Mugnai, her barn mates, and the now heavily invested school maintenance crew watched Juno carefully, hoping for any indication that her hind end would begin to function again. They celebrated that milestone two weeks later, when Juno took one tentative step forward and one back without losing balance and having to scramble upright again.
“That was a huge victory for us,” Mugnai said.
Her local team of veterinarians and Cornell University (New York) experts hadn’t seen a horse with such severe neurological symptoms fully recover, so while still optimistic, Mugnai continually re-evaluated whether the treatment was effective and if continuing was fair to Juno.

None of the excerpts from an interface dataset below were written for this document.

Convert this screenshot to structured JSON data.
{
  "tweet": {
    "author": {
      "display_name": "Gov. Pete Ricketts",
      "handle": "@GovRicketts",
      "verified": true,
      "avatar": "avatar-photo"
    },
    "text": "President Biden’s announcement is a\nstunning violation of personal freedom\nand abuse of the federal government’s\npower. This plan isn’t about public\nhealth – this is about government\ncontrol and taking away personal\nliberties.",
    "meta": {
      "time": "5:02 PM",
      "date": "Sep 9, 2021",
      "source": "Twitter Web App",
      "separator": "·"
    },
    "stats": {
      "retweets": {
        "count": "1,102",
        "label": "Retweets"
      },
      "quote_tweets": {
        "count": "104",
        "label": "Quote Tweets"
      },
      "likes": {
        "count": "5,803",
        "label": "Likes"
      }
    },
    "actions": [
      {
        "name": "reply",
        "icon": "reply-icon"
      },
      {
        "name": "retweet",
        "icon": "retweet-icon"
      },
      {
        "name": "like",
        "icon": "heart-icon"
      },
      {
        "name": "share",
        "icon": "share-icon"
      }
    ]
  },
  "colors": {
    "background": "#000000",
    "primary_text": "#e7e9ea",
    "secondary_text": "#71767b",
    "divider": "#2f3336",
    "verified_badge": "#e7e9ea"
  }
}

“Everyone agreed that if she stopped improving at any point before she could lay down and stand up again, getting out of the sling, she would have to be euthanized,” Mugnai said.
Six weeks after the initial diagnosis Juno reached another major milestone: With the sling loosened, she laid down and got up all on her own. To enable Juno to walk around in her stall, the maintenance team assembled a second, more comfortable sling that allowed for increased movement while supporting her weight if necessary.
When the horse continued to progress, the sling dream team assembled a rolling walker sling where Juno was rigged up into a large metal cart designed by school engineers. It had heavy-duty casters that allowed the mare to walk assisted down the aisle. This physical therapy continued daily until Juno was strong enough to walk unassisted.
“I honestly couldn’t have done it without the support of the university,” Mugnai said. “They were absolutely incredible in the support they gave us. Because of this support, they didn’t lose a single horse during the devastating outbreak.”
Mugnai took Juno back home to Maine, where she retired the mare to a grassy field. Her muscle tone and hind-end weakness improved in retirement. The only issue was that nobody had consulted Juno about retiring, and the mare had some opinions about it.
“After a month of turnout at home she got very uncharacteristically aggressive and unhappy, so we started lightly riding again,” Mugnai said.
Juno still exhibited a slight hitch in her right hind, which was recovering at a slower rate, but with the guidance of body workers, they agreed that Juno had no permanent neurological deficits and could resume jumping low fences.
When Mugnai returned to college that fall, Juno joined her. Seven months after the initial diagnosis, Juno returned to the show ring. She jumped in the 2’ division and had to do simple changes, but considering her ordeal, Mugnai was thrilled.
Today, Juno’s life is much slower than in her junior hunter days, with lots of trail rides around St. Lawrence and their home in Maine.
“I think her story is one of truly believing in your horse and trusting your gut that if you know they can fight their way through something, you should give them the best chance possible,” Mugnai said. “I feel Juno understood we were trying to help her and did everything she could do to assist in her own recovery.”
Do you know a horse or rider who returned to the competition ring after what should have been a life-threatening or career-ending injury or illness? Email Kimberly at firstname.lastname@example.org with their story.